Luckily, yesterday the two whales started swimming out to sea again after rescue crews lured them away by playing whale songs in the direction they wanted them to swim. This same ruse was successfully used in 1985 to divert another humpback who had swum around the area for almost a month before being lured back to sea.
An interesting story, and I thought would be a good opportunity to talk a bit about some of the cool properties of whale song.
Continued under the fold…..
Whale song is the colloquial term for the repetitive sounds that certain types of whales make to communicate with each other. This type of communication evolved due to the limited ability of other sensory abilities (sight, smell, etc)to perform as well in water as on land. On the other hand, sound, and particularly low-frequency sound, has the potential to travel miles in water while preserving the qualities of the information with high fidelity. The speed of sound in water is in fact four times what it in through air. The echos of this transmitted sound can also be utilized by some dolphins and whales to locate objects in space.
The type of sound and method of production of whale song varies between ‘toothed’ and ‘baleen’ whales. Toothed whales create high-frequency clicks and squeals (you’ve probably heard dolphins make these sounds) while baleen whales produce the low-frequency mournful-sounding rumblings. The toothed whales use clicks for echolocation and force air through “phonic lips,” which are located in the whale eqivalent of the sinuses, and this sound is focused through a fluid-filled organ in the whales head called a ‘melon’ or out the blowhole. Why its called a melon, I’m not quite sure…unless it has to do with the shape of the organ which might be described as vaguely melon-shaped.
Baleen whales use a different mechanism to produce sound, and what that is we aren’t exactly sure, although they do have a layrnx but no vocal chords. They produce mostly low-frequency sounds, below 5000 Hz (which is towards the lower end of human hearing range) and much of it in the 20-200 Hz range. Songs can last half-an hour or more, and are predominantly produced by males in breeding zones. Humpback whale song has a predictable structure: the base “notes” of the song are very low-frequency bursts of sound lasting several seconds which may be frequency or amplitude modulated.
A collection of four or six units is known as a sub-phrase, lasting perhaps ten seconds (see also phrase (music)). A collection of two sub-phrases is a phrase. A whale will typically repeat the same phrase over and over for two to four minutes. This is known as a theme. A collection of themes is known as a song. The whale will repeat the same song, which last up to 30 or so minutes, over and over again over the course of hours or even days.

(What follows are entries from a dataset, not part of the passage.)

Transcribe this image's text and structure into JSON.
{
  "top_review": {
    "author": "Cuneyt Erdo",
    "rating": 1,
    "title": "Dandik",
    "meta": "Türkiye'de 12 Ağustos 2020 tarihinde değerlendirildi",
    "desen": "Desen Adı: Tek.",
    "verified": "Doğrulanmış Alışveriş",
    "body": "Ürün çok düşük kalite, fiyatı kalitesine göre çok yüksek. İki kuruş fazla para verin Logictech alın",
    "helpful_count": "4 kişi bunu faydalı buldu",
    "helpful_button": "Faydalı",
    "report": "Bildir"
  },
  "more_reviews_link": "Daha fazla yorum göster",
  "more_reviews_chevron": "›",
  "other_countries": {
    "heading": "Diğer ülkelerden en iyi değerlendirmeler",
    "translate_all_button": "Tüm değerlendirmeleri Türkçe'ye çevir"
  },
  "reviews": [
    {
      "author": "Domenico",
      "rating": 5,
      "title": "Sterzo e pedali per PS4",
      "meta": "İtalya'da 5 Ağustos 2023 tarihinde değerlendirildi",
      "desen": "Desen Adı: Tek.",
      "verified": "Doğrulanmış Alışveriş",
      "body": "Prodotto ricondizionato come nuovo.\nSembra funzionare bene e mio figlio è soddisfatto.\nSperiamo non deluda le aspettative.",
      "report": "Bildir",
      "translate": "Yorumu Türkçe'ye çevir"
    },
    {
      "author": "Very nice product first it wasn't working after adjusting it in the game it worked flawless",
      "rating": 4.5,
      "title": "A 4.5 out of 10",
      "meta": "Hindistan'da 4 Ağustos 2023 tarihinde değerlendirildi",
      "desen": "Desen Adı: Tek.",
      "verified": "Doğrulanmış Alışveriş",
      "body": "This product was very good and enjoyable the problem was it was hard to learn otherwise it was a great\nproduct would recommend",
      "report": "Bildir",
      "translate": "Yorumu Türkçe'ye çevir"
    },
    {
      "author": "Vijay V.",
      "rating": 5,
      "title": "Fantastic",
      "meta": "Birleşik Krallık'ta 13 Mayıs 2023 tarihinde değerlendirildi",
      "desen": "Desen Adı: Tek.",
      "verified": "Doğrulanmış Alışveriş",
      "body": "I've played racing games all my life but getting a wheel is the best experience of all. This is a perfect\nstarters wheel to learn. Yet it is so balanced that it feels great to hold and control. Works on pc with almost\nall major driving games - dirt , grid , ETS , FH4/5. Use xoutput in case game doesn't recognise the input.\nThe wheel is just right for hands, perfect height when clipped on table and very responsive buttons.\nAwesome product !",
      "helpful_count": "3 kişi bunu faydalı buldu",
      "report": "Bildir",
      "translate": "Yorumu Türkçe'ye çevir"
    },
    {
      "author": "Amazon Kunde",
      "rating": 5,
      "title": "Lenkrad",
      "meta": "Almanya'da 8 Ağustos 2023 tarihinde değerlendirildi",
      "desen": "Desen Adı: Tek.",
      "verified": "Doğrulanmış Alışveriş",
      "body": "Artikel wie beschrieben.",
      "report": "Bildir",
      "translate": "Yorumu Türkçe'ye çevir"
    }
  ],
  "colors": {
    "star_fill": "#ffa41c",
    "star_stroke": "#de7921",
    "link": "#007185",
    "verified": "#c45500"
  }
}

This “Russian doll” hierarchy of sounds has captured the imagination of scientists.
In addition to the “mating song” there’s also a “feeding song”; this is the song that the whale rescue team used to lure the wayward calf and mom back to sea recently. This song is a 5-10 second sound of stable frequency, repeated. Likely this evolved due to the cooperative nature of Humpback whales’ feeding patterns (some swim underneath schools of fish and lunge up).
I also wrote a post about the inner ear and cochlea of whales (its huge!), check that out here if you like.